A few notes about our interview process before we jump into specifics:
This post is specific to our general software engineer intern/new grad/experienced roles. Interviews for other roles in engineering will differ at least a bit, and interviews for roles in trading, research, and other parts of the business will differ substantially.
We’re not promising your experience will look exactly like this. We’re writing this down because we think it’ll be helpful, but we are constantly iterating on our interview process and adapting interviews to candidates when it makes sense, so parts of this will certainly change.
Hiring is a challenge without easy solutions. This process is the best balance we’ve found between being able to hire excellent people and not taking too much time—yours or ours—but we know it’s very far from perfect.
The exact set of interviews will vary based on the role you’re applying for and past experience, but almost everyone will do:
- One technical phone interview
- An on-site interview with 2-4 technical rounds
In normal times, the on-site interview is held in one of our offices. Right now, due to COVID-19, we are doing onsites via video conference rather than in person.
Technical interview format
The bulk of our technical interviews ask you to work through a coding and algorithms problem with 1-2 full-time Jane Street software engineers.
Our goal is to get a sense of how you work and what it’s like to work with you. We understand it’s far from a perfect simulation: interviews are stressful, and we’re seeing you outside of your normal work environment. We expect strong candidates to be able to program in a language of their choice, be effective communicators, and work through programming problems. But we also expect strong candidates to make mistakes and miss things.
If you’d like to read more about our technical interviews, we’ve written in the past about what we’re looking for in candidates and what our usual dev interviews are like. Both posts are still broadly accurate.
For phone interviews we use CoderPad, a shared in-browser code editor. It has syntax highlighting and autocomplete suggestions for many languages, and keybindings to mimic various editors.
Due to COVID-19, our usual on-site interviews are being held remotely as video conferences. We’re currently using a combination of Webex for video and CoderPad for coding/a whiteboard.
Generally we’d like to give you a programming environment close to what you’re used to within the constraints of an interview. CoderPad is the best option we’ve found for phone interviews and for remote onsites.
For more experienced candidates, we may do an additional non-technical phone interview to discuss what you’re looking for and to give you a chance to ask any questions you have about Jane Street. On site, we may ask you to talk about your past experience, or otherwise do some interviews that aren’t our standard technical questions.
For London candidates, we ask some people to go through a HackerRank round before the technical phone interview because we don’t have the capacity to phone interview everyone we’d like to. We don’t do this in New York or Hong Kong.
Notes on common questions/misconceptions
There’s a lot of information floating around on the internet about our interview process and what we’re looking for in a successful candidate.

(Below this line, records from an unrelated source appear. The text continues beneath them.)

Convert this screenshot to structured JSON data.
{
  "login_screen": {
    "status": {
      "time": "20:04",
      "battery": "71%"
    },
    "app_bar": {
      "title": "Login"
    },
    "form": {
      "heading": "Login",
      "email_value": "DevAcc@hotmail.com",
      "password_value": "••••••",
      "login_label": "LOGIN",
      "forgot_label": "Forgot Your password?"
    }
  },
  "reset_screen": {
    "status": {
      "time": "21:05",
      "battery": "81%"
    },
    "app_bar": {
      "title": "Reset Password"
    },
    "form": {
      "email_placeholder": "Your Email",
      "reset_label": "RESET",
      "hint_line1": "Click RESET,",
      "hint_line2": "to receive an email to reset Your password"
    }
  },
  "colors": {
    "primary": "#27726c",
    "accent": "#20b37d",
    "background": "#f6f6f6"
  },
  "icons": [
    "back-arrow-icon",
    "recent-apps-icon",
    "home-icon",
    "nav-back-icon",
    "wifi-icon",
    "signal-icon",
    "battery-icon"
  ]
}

Some of it is wrong and some of it is just stale—our interview process has evolved a ton over time. All of the below is true now, and has been true for years.

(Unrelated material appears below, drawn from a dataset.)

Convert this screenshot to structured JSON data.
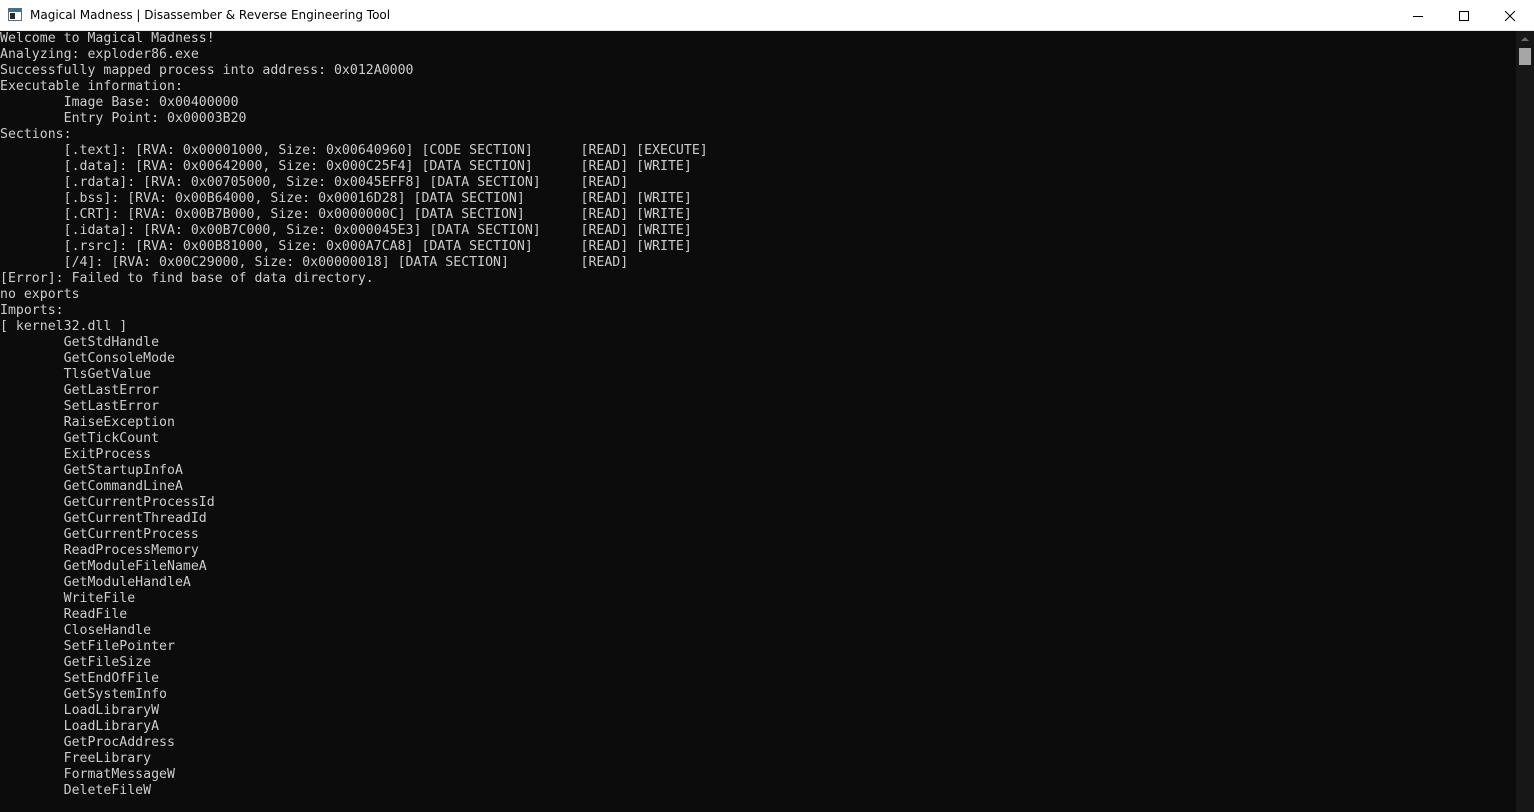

We won’t ask you math or probability questions for general software engineering roles. Really. We promise.
There are no bonus points for using OCaml or another functional language in an interview. If you try using OCaml in your interview, we’re likely going to try to dissuade you unless you have actual professional experience using it. We want to see you at your best, which means using whatever language you’re most comfortable with.
You don’t need to know OCaml or anything about finance. Most software engineers we hire come in knowing very little about either and we have lots of experience teaching people.
You don’t need a Ph.D. or a master’s degree to apply. In fact, the vast majority of software engineers we hire don’t have advanced degrees. (Although we’re certainly not going to disqualify you for having one, either.)
We hope this helps to demystify Jane Street’s software engineering evaluation process, especially at a time when the world is moving and changing so much. Our teams are growing and we expect to continue hiring.
If you’re interested in working with us: submit an application on our website!